The Center for Latin American and Caribbean Studies is a unit of the International Institute within the University of Michigan. LACS works with departments all across LSA, including Anthropology, History, and Romance Languages, to offer students a wide perspective on the peoples, cultures, literatures, and histories of the countries of Latin American and the Caribbean. A LACS degree tells people that you have received a well-rounded, academically sound, interdisciplinary training in broad aspects of the region's society and culture. Most LSA classes on the region and the many countries that comprise it, whether offered by anthropology, economics, history, political science, screen arts and cultures, Spanish, or other departments, count towards a LACS degree. LACS offers three undergraduate degree options: the LACS minor, the LACS major, and the LACS Honors Plan. Proficiency in Spanish or Portuguese is an important requirement of the LACS concentration. The Program offers instruction in the Quechua language and sponsors an Intensive Summer Quechua Language Study in Cusco, Peru.
Quechua Language Study at Michigan.
LACS established a Quechua Language program in 1997 that offers one of the world's only full-year, three-level course in the most extensively spoken indigenous language in the Americas. Quechua, the language of the Inkas, is spoken today by millions of people in Bolivia, Peru, Ecuador, and Colombia. It has a written literature that goes back to the sixteenth century. Quechua is offered as a regular course during the academic year at the University of Michigan in Ann Arbor, and as an intensive summer course in Cusco, Peru.
Three levels are taught in year-long courses
- Beginning Quechua (LACS 471/472)
- Intermediate Quechua (LACS 473/474)
- Advanced Quechua (LACS 475/476).
LACS 474 meets the language requirement
Summer Quechua Language Study in Cusco. The program is open to all college and university undergraduate and graduate students who wish to learn Southern Quechua. This unique program offers high quality intensive language instruction through the experienced faculty Centro Tinku and the unusual experience of living and learning in the ancient Inka capital of Cuzco. Classes will meet intensively for seven weeks. A series of lectures on Quechua culture and history and an extensive program of excursions and cultural events will supplement the courses. The Quechua courses are taught using the immersion method, so previous knowledge of Spanish is not required (though of course some familiarity with Spanish is useful for getting around Peru). Consult the program website for further information: www.ii.umich.edu/lacs/academics/quechualanguageprogram
Courses in Other Departments

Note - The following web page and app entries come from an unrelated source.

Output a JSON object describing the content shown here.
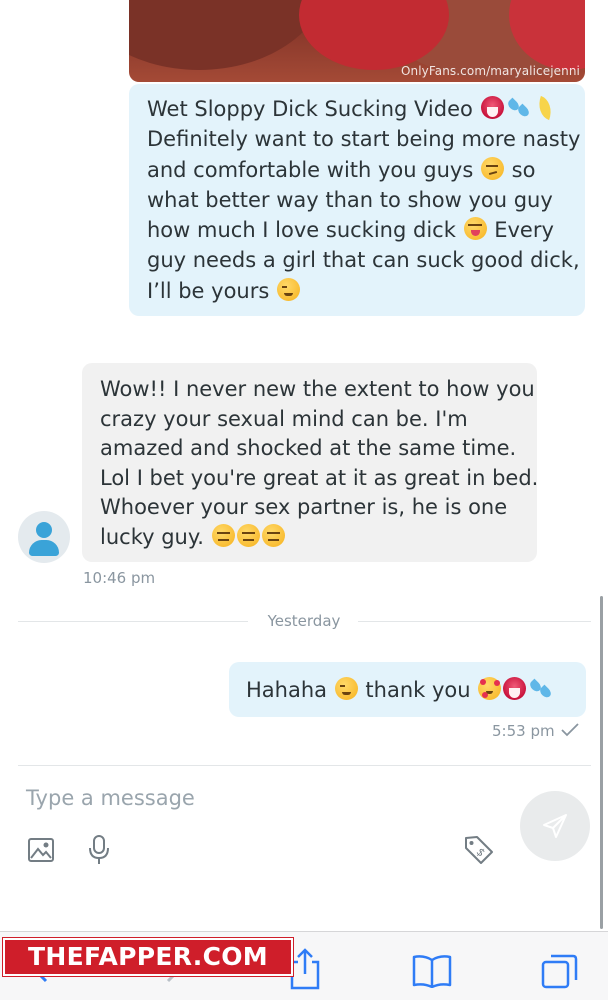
{
  "media_message": {
    "watermark": "OnlyFans.com/maryalicejenni",
    "caption_lines": [
      {
        "text": "Wet Sloppy Dick Sucking Video",
        "emoji": [
          "tongue",
          "sweat-drops",
          "banana"
        ]
      },
      {
        "text": "Definitely want to start being more nasty",
        "emoji": []
      },
      {
        "text": "and comfortable with you guys",
        "emoji_mid": "smirk",
        "after": "so"
      },
      {
        "text": "what better way than to show you guy",
        "emoji": []
      },
      {
        "text": "how much I love sucking dick",
        "emoji_mid": "squint-tongue",
        "after": "Every"
      },
      {
        "text": "guy needs a girl that can suck good dick,",
        "emoji": []
      },
      {
        "text": "I’ll be yours",
        "emoji": [
          "wink"
        ]
      }
    ]
  },
  "received_message": {
    "lines": [
      "Wow!! I never new the extent to how you",
      "crazy your sexual mind can be. I'm",
      "amazed and shocked at the same time.",
      "Lol I bet you're great at it as great in bed.",
      "Whoever your sex partner is, he is one",
      "lucky guy."
    ],
    "trailing_emoji": [
      "expressionless",
      "expressionless",
      "expressionless"
    ],
    "time": "10:46 pm"
  },
  "date_divider": "Yesterday",
  "sent_message": {
    "text_before": "Hahaha",
    "text_middle": "thank you",
    "emoji": [
      "wink",
      "smiling-hearts",
      "tongue",
      "sweat-drops"
    ],
    "time": "5:53 pm",
    "status": "delivered-check"
  },
  "composer": {
    "placeholder": "Type a message",
    "icons": [
      "image-icon",
      "microphone-icon",
      "price-tag-icon",
      "send-icon"
    ]
  },
  "browser_toolbar": {
    "icons": [
      "back-icon",
      "forward-icon",
      "share-icon",
      "bookmarks-icon",
      "tabs-icon"
    ]
  },
  "overlay_logo": "THEFAPPER.COM",
  "colors": {
    "sent_bubble": "#e3f3fb",
    "received_bubble": "#f1f1f1",
    "text": "#2c3438",
    "muted": "#8a96a0",
    "accent": "#3aa3d8",
    "logo_red": "#cf1e2a"
  }
}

The Center makes available, during pre-registration, a list of many other upper-level courses related to Latin America and the Caribbean offered by several departments and professional schools of the University.